  • 'SEER' (Seasonal Energy Efficiency Ratio) indicates the efficiency of the air conditioning unit, not its capacity.

Why it’s Important to Have the Right Sized System

Having the wrong-size heating-cooling system can lead to multiple problems. Over-sizing your cooling system is not a good thing. Without getting into too much detail, your cooling load consists of two parts:

  1. The temperature of the air, called the sensible load.
  2. Moisture or “humidity” in the air, called the latent load.

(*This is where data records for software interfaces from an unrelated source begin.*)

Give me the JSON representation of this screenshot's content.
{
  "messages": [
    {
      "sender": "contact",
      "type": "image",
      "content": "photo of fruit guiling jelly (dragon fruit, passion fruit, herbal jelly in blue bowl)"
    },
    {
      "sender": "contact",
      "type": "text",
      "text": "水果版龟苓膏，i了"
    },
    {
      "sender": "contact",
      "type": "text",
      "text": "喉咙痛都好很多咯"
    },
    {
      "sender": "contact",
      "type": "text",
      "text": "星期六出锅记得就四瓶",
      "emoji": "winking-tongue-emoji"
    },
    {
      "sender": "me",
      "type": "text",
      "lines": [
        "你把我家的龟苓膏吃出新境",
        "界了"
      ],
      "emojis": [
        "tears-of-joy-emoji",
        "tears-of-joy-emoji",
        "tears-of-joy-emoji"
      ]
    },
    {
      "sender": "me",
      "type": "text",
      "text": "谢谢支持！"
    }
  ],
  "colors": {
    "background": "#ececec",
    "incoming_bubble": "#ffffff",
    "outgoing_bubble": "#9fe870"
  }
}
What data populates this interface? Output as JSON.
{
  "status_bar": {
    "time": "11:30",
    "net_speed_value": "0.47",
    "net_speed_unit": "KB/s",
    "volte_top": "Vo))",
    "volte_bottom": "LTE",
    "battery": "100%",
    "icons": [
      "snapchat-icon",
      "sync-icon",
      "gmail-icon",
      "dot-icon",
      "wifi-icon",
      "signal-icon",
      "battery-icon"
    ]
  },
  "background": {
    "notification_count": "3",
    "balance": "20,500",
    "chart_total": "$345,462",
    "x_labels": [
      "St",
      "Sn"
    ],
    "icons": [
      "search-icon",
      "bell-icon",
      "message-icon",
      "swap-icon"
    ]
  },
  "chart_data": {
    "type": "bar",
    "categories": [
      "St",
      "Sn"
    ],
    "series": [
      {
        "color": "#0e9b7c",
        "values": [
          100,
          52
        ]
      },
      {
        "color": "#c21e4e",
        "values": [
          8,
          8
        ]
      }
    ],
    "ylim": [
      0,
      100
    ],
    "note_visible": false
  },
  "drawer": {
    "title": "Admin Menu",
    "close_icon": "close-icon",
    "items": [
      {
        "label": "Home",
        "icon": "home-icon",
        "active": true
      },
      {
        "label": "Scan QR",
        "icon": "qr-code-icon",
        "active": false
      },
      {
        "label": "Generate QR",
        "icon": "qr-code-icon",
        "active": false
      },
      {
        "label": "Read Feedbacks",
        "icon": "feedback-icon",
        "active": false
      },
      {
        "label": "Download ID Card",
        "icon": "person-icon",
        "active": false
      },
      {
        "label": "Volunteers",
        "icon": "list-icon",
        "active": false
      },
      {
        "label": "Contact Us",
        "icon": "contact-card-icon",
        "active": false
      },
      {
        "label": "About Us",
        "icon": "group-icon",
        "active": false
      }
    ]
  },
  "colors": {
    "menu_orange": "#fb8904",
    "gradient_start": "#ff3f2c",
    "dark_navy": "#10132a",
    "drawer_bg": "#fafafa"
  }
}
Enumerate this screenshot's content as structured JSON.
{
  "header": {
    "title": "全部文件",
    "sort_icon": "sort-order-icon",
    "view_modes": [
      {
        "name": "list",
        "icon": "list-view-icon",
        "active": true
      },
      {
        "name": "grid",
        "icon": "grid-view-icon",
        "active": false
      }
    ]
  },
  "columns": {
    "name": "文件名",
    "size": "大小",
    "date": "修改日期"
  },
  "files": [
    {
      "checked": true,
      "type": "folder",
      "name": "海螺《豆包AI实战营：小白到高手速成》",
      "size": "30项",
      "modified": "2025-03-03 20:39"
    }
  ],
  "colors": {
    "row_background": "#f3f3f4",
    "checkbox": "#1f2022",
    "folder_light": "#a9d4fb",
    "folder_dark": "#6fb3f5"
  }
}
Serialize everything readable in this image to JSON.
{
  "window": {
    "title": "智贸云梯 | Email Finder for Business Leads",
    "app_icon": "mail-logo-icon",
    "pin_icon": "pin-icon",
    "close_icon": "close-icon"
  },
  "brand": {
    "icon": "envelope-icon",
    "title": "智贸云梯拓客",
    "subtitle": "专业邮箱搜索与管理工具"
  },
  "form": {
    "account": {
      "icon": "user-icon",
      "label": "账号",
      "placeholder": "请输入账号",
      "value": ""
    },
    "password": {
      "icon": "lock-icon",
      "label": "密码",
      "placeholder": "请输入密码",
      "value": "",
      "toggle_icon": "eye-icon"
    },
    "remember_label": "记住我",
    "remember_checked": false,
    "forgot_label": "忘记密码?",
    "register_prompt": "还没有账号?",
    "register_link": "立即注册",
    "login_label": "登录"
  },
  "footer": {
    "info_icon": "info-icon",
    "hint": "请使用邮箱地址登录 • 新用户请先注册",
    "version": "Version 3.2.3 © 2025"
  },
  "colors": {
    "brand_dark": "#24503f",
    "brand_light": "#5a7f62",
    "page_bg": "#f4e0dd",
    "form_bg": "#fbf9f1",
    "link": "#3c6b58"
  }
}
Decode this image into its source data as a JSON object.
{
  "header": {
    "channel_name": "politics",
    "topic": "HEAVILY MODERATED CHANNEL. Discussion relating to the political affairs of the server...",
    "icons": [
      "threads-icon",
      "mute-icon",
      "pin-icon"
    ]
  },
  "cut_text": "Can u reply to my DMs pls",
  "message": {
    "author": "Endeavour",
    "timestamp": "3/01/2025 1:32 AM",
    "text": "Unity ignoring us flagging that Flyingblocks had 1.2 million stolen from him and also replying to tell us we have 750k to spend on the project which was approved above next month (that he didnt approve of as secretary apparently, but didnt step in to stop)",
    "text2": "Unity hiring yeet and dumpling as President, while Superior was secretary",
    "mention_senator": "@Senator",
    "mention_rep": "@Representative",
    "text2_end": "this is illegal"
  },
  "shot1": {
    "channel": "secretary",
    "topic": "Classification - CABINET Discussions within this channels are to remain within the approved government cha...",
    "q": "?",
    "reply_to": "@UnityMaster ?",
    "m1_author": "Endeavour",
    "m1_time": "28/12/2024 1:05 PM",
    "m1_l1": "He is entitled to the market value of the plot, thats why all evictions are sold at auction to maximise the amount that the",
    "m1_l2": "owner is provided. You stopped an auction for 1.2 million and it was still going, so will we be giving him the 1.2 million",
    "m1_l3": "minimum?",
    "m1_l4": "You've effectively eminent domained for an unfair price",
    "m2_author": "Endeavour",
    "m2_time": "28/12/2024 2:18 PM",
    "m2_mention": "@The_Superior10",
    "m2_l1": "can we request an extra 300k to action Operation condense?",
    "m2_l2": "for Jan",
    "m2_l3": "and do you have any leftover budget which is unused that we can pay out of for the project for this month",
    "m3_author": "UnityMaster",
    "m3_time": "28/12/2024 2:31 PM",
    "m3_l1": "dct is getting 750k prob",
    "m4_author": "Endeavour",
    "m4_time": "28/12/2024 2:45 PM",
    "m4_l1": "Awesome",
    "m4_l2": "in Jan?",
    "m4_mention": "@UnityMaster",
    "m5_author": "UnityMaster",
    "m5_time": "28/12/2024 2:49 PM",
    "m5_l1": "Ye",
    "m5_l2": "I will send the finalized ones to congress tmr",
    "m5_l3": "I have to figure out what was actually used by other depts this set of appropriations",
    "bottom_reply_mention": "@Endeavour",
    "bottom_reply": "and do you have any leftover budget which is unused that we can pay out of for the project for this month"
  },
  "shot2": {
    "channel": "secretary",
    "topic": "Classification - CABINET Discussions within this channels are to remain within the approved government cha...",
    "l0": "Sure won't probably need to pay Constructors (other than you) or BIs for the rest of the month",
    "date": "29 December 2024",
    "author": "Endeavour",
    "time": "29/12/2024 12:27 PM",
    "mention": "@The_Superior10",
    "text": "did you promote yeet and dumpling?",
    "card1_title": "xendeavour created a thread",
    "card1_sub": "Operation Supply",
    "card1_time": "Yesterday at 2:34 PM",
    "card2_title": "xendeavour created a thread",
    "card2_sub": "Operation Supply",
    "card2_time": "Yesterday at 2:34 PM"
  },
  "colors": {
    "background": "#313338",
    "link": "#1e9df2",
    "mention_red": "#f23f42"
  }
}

We’ve all heard the saying, “It’s not the heat; it’s the humidity.” A cooling system that is too big cools down the temperature very quickly, but it does not run long enough to remove sufficient moisture or “humidity” from the air. The result is you feel cool but clammy. Many people then turn down the thermostat to make the air conditioner run longer, increasing the utility bill. In some cases, the insufficient moisture removal resulting from over-sized cooling equipment can lead to mold growth and other types of moisture-related damage.

A correctly sized cooling system runs long enough to “wring” moisture out of the air. This allows you to be comfortable at a slightly higher thermostat setting and allows you to save money on your utility bill. It also takes care of the “mugginess” without making you feel too cold.

Air conditioning systems are sized in “tons,” which is a measure of the rate at which they deliver cooling, not how much they weigh. One ton of cooling is equal to 12,000 Btu/h (British Thermal Units per hour), the rate of cooling required to freeze one ton of ice at 32°F in one day.

It is better to have a system that supplies a little less than the required tonnage of cooling, rather than a system that supplies more than the required tonnage of cooling.

Heating and Cooling Equipment Efficiency Ratings

The table below shows efficiency ratings for good, better and much better heating and cooling equipment.




Much Better

Air conditioner


15+ SEER

Variable Speed
16+ SEER

Gas Furnace

78% AFUE

80% AFUE

94% Condensing Furnace

Heat Pump

7.4 HSPF

8.2 HSPF

Variable Speed
9.2+ HSPF

  • SEER means Seasonal Energy Efficiency Ratio and provides an annual measure of the efficiency of the air conditioner. Higher numbers use less energy.
  • AFUE means Annual Fuel Utilization Efficiency. Higher numbers use less energy.
  • HSPF means Heating Seasonal Performance Factor. Higher numbers use less energy.

For Existing Homes

For existing homes, the contractor should also check the condition of your ducts. Ducts deliver heated or cooled air to your rooms. Ducts that excessively leak air or that do not deliver the right amount of air to each room can increase operational cost from a few percent to over 50%.